Text documents are rich repositories of causal knowledge. While journal publications typically contain analytical explanations of observations on the basis of scientific experiments conducted by researchers, analyst reports, News articles or even consumer generated text contain not only viewpoints of authors, but often contain causal explanations for those viewpoints. As interest in data science shifts towards understanding causality rather than mere correlations, there is also a surging interest in extracting causal constructs from text to provide augmented information for better decision making. Causality extraction from text is viewed as a relation extraction problem which requires identification of causal sentences as well as detection of cause and effect clauses separately. In this paper, we present a joint model for causal sentence classification and extraction of cause and effect clauses, using a sequence-labeling architecture cascaded with fine-tuned Bidirectional Encoder Representations from Transformers (BERT) language model. The cause and effect clauses are further processed to identify named entities and build a causal graph using domain constraints. We have done multiple experiments to assess the generalizability of the model. It is observed that when fine-tuned with sentences from a mixed corpus, and further trained to solve both the tasks correctly, the model learns the nuances of expressing causality independent of the domain. The proposed model has been evaluated against multiple state-of-the-art models proposed in literature and found to outperform them all.

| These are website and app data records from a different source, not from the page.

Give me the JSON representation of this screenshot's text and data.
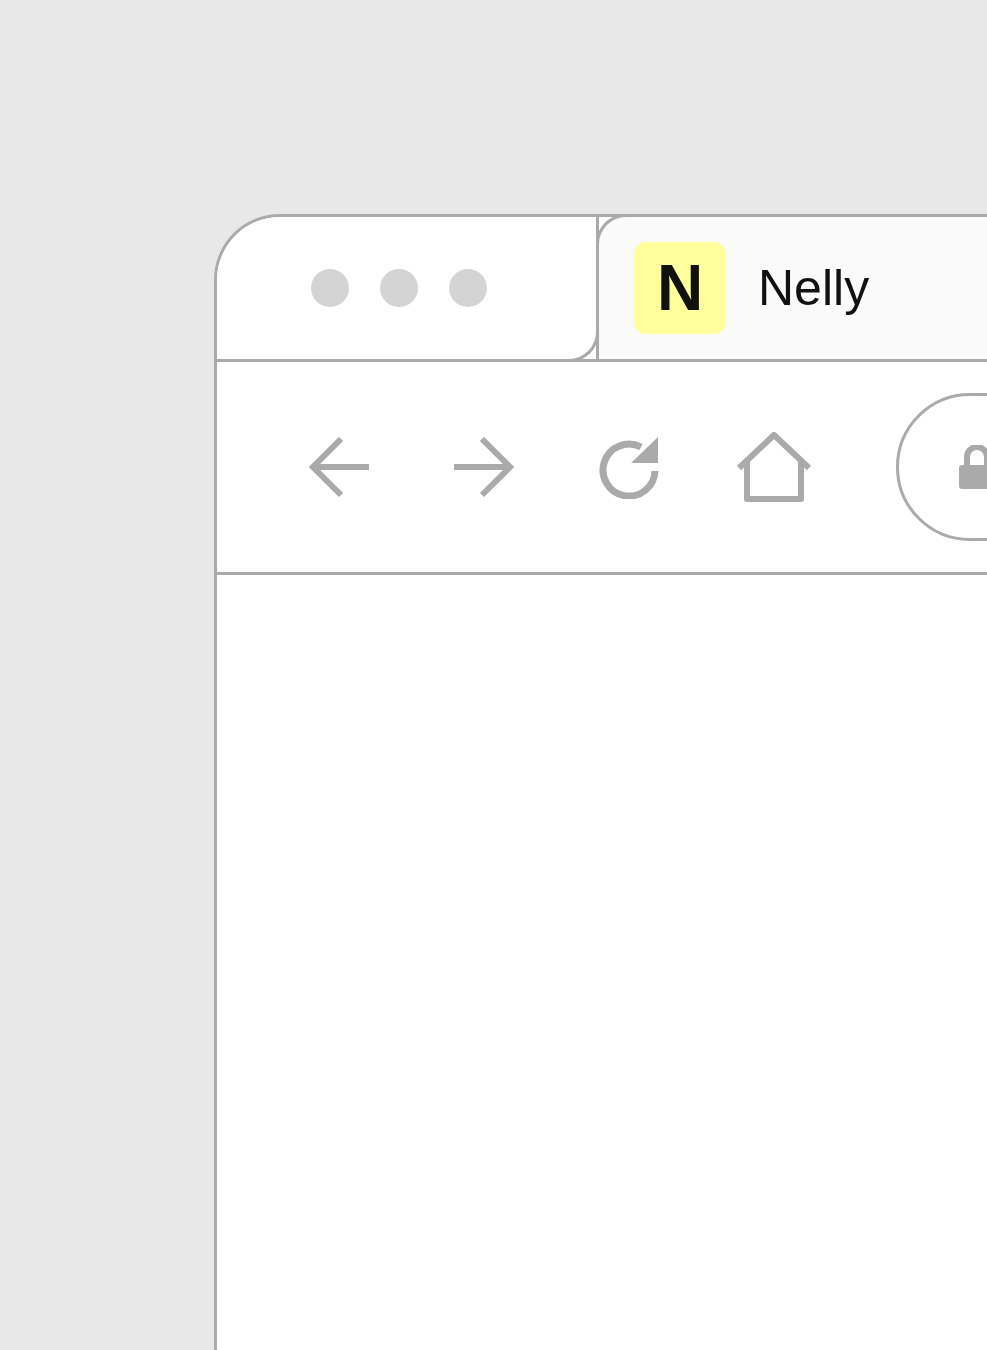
{
  "tabs": [
    {
      "title": "Nelly",
      "favicon": "N"
    }
  ]
}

Sentences where two verbs share a single argument represent a complex and highly ambiguous syntactic phenomenon. The argument sharing relations must be considered during the detection process from both a syntactic and semantic perspective. Such expressions can represent ungrammatical constructions, denoted as zeugma, or idiomatic elliptical phrase combinations. Rule-based classification methods prove ineffective because of the necessity to reflect meaning relations of the analyzed sentence constituents.
This paper presents the development and evaluation of ZeugBERT, a language model tuned for the sentence classification task using a pre-trained Czech transformer model for language representation. The model was trained with a newly prepared dataset, which is also published with this paper, of 7,849 Czech sentences to classify Czech syntactic structures containing coordinated verbs that share a valency argument (or an optional adjunct) in the context of coordination. ZeugBERT here reaches 88% of test set accuracy. The text describes the process of the new dataset creation and annotation, and it offers a detailed error analysis of the developed classification model.